Suppose you see a brother or sister who has no food or clothing, and you say, “Good-bye and have a good day; stay warm and eat well” — but then you don’t give that person any food or clothing. What good does that do? So you see, faith by itself isn’t enough. Unless it produces good deeds, it is dead and useless. James 2:15–17 (NLT)
The early church in Acts: comprised of Peter and the community boldly speaking the message, and of the community sharing its resources with one another. To be the church, we need to be witnesses who speak the word of how God has saved us from our sins and reunited us with one another through Jesus’ life, death and resurrection, and demonstrate that love through acts of compassion and service.
Notice something else that Jesus says,
telling people about me everywhere — in Jerusalem, throughout Judea, in Samaria, and to the ends of the earth.
Our being witnesses is to different communities, if you will.
“In Jerusalem” – in our immediate community (Easton, Fowler, throughout Fresno County)
“Throughout Judea” – among our own “kind” ethnically and socially. For the Jewish disciples, Judea was “home.” It was known and comfortable. But Jesus doesn’t stop there.
“In Samaria” – A different, specific geographic location in Israel. Traditional antipathy with Samaria; historical issues dating back to the exile in the eighth century. In Jewish eyes, Samaritans were second class citizens. Half-breeds who were not worthy to be considered Jews because of social intermixing that took place during the exile. No place in the temple; among God’s chosen ones.
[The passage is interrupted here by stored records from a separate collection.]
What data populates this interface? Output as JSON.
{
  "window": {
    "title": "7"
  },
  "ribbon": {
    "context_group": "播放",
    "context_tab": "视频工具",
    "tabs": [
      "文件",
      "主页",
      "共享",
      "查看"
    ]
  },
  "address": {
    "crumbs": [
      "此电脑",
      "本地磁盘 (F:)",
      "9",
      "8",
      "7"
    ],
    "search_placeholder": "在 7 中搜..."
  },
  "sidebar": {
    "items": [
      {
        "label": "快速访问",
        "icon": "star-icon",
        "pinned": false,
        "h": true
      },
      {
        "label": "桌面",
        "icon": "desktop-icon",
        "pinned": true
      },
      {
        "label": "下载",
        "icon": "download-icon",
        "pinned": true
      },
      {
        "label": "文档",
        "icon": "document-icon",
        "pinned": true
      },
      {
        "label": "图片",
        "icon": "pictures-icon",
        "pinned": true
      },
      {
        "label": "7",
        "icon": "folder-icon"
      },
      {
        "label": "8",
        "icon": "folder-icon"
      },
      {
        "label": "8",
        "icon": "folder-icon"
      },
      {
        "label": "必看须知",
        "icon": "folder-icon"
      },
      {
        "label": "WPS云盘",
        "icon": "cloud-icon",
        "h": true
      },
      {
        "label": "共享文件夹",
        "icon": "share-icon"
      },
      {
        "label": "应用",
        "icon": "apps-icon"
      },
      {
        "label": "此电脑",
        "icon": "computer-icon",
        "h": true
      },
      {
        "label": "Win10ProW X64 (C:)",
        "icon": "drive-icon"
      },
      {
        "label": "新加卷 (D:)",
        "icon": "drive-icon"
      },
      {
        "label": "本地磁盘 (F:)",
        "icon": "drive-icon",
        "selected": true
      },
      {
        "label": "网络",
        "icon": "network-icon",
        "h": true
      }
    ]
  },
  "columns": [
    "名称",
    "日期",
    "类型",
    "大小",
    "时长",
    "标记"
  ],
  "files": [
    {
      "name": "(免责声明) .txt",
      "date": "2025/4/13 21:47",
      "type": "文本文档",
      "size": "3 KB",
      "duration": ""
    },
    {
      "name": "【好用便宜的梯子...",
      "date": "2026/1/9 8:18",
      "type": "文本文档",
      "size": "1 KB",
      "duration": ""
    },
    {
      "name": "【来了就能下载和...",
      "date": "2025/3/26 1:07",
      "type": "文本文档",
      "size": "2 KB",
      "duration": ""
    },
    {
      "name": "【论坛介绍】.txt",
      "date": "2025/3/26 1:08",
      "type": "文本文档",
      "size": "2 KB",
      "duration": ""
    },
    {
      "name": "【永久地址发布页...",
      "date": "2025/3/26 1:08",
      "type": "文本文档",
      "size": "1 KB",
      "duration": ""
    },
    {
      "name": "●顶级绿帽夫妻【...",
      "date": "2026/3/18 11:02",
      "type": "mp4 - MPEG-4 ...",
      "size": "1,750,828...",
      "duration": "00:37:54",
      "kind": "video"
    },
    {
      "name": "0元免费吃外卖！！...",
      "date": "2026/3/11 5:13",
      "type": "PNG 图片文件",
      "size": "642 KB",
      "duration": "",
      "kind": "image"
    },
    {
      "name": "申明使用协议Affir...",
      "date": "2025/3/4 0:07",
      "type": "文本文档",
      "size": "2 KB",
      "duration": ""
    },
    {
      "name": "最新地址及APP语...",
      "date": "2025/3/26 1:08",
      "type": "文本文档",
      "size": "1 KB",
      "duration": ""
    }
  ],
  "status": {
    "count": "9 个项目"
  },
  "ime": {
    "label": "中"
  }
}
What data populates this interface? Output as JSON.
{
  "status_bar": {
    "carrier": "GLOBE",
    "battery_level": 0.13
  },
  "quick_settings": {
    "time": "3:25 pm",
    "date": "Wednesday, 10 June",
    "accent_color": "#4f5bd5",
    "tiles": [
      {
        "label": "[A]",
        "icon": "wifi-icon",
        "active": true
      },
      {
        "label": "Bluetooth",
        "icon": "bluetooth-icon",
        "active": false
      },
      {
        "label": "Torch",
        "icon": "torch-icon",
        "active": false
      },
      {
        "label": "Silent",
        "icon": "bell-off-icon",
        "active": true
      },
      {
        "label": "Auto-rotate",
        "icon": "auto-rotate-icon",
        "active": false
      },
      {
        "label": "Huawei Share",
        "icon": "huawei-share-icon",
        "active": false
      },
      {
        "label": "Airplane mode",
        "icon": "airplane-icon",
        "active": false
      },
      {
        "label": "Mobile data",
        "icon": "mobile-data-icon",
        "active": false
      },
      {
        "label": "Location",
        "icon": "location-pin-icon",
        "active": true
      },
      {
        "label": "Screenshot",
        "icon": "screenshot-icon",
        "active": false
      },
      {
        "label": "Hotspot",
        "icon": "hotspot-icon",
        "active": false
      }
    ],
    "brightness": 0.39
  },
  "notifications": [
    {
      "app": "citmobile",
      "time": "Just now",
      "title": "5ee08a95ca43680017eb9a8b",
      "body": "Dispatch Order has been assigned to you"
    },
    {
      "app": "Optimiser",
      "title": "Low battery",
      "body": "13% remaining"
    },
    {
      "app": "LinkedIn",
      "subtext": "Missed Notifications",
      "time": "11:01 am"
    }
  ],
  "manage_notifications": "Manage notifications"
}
Jesus tells us that our witnessing extends beyond our comfort zone, to include people that we would naturally wish to avoid. Folks on which we might otherwise look down; those we would consider “outsiders.” What that is will be different for each community. But the challenge is still there. But Jesus doesn’t even stop there!
“To the ends of the earth” We are called to be witnesses in all three aspects of our community: to our local community, to our community around us that is different; on the fringe, and to the world community. For some, like Taylor Ewing who we sent out to Zambia last week, it means going ourselves. For most of us, it means supporting missionaries with our prayers and our funds. Immanuel has a long history of doing just that!
How are we supposed to do this, to be witnesses, martyrs, even for Jesus? Thankfully, it’s not just up to us. We don’t have to rely only on our own power or ability or natural giftedness:
You will receive power when the Holy Spirit comes upon you.
God empowers us through the gift of the Holy Spirit and the gifts the Spirit brings into our lives. God never calls us to do something without also providing the resources to accomplish it.
But our witnessing is never for our own sake, so we can meet our budget, or fill our church / new education building, or pay off our mortgage, or have a good reputation in the community, or really, anything about us at all.
Yes, our witnessing deepens our faith and helps us to experience God’s power and presence in new ways. But part of our dying to ourselves means that our motives for witnessing are always and primarily our concern for others. Our desire to have them experience the same life saving relationship we have received. In fact, all that we do here is not so much for us as it is for those who aren’t here yet.
Our ministry builds us up in faith, it nurtures a healthy sense of community so we can share that faith and that sense of community with those who don’t have any yet.
[i] Craig Brian Larson and Phyllis Ten Elshof, 1001 Illustrations That Connect (Grand Rapids, MI: Zondervan Publishing House, 2008), 66-67.